The light rain shower of the previous day resulted in a rather chilly weather that made the body shiver this morning. The tall buildings at the Melrose Arch couldn’t contain the strong wind blowing across the area. Even the hot cups of coffee we gulped at breakfast did not help much. However, it was in this atmosphere that we found our way to the waiting coach on the other side of the street. We awaited the arrival of the other members of the group who were still busy at the breakfast table, and before long, we began the journey to Pretoria.
As we proceeded on our journey, beautiful landscapes with mountains serving as backdrops greeted our eyes. No doubt, I could have guessed that the sight would have inspired another masterpiece from Picasso!

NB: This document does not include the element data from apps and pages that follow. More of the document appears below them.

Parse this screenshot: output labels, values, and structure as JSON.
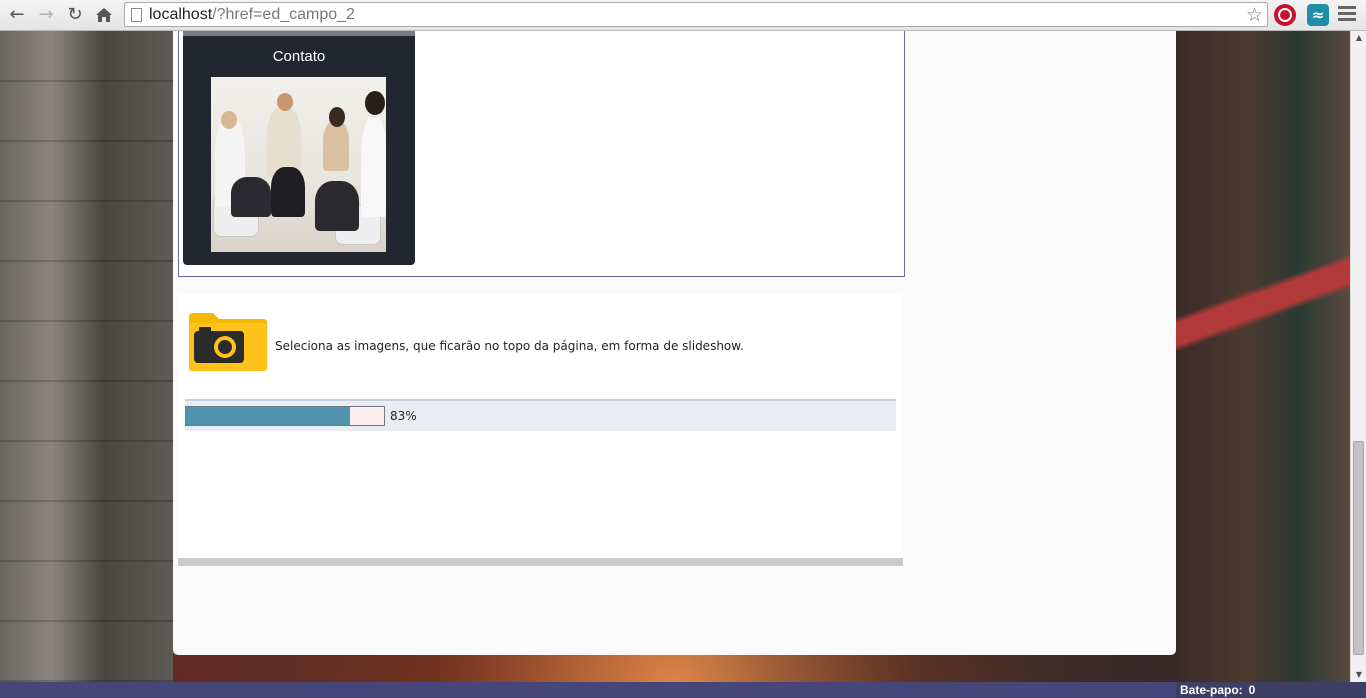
{
  "browser": {
    "url_host": "localhost",
    "url_path": "/?href=ed_campo_2"
  },
  "contact_panel": {
    "title": "Contato",
    "photo_desc": "group-meeting-photo"
  },
  "upload": {
    "description": "Seleciona as imagens, que ficarão no topo da página, em forma de slideshow.",
    "progress_value": 83,
    "progress_label": "83%",
    "icon": "camera-folder-icon"
  },
  "chat": {
    "label": "Bate-papo:",
    "count": "0"
  },
  "colors": {
    "progress_fill": "#4f93ad",
    "panel_bg": "#222630",
    "bottom_bar": "#46467a",
    "folder": "#f5b800"
  }
}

In the city centre of Pretoria, we moved through many streets, leaving notable departmental stores like Shoprite and the famous Woolworth behind us as we navigated towards the Union building, Pretoria’s most famous landmark.
The Union Building is situated on Meintjeskop, the highest point of old Pretoria. It symbolises the authority of the state and the status of Pretoria as the headquarters of the national government. Greg of Bophelo Tours, our guide, later explains to us that Meintjeskop is situated on the eastern boundary of Elandsfontein, one of the two farms on which Pretoria was originally established in 1855.
“The farm belonged to President Wessel Pretorius, after whom the city was named,” explained Greg, our tour guide. “Pretorius sold the portion of the farm on which the Union Buildings stand to Andries Francois du Toit, Pretoria’s first magistrate, who sold the land to Stephanus Jacobus Meintjes, after whom Meintjeskop was named.”
The design of the Union Building is breathtaking. Right in front of the building, to the left, is an expansive garden that is neatly mowed and kept. Few people were lying on the lush carpet grass, basking in the rays of the sun. A few metres further down, a couple and their bridal train were engrossed in a photo shooting session. “Sorry we are barging in on your wedding,” says Tsholofelo Mogale of South African Tourism, as we walked towards the newly-weds, full of admiration. But there was no response from the train, who were rather overjoyed to notice the rude interruption.
A few minutes later, we returned to the Union Building to admire its magnificent heights with the Torch of Peace burning brightly in front of it. The Union Building was built to house the government departments of the new union of South Africa in 1910, and is one of Sir Hebert Baker’s finest designs.
Greg also told us that the much-admired garden was designed by Baker as a public park, modelled on those of the famous Villa d’Este at Tivoli near Rome in Italy. From Church Street, we look over the wide expanse of lawns bounded on the east and west by tall avenues that slope to the public road which traverses the length of the buildings. This road meanders up the western slope from the city in easy curves, which makes us have a glimpse of the building from different angles as we proceed up the hill.
As we looked keenly at the brownish building, we realised that the redstones, columns and walls are even more smoothly finished, and the craftsmanship displayed in the stonework shows a perfection which one may say the work of any artist has not achieved before. From the Union Building, the coach meanders towards the Church Square, which is a beehive of activities when we arrive. Families, little boys and girls, middle-aged men and women are all over the place, taking photographs, chatting, exchanging pleasantries or relaxing on the lush grass. A small group of people cluster around because it is a beautiful way to relax at midday on a Friday.
The imposing statue of Paul Kruger is unmistakable in the park. The statue was completed by the famous sculptor, Anton van Wouw. Kruger was a former president of South Africa. His term in office coincided with the discovery of gold on the Witwatersrand in 1886, which led to an influx of foreign fortune-seekers and miners, and eventually the outbreak of the Anglo-Boer war in 1899. The statue was completed in 1899, and only arrived in Maputo after the outbreak of the war, where it remained until after the war. It was eventually erected in the Prince’s park, Church Street West, in 1913. But in 1925 I was moved and erected in front of the Pretoria Railway Station before it was finally brought to the Church Square in 1954. This incessant movement of the statue explains the blisters which now cover it.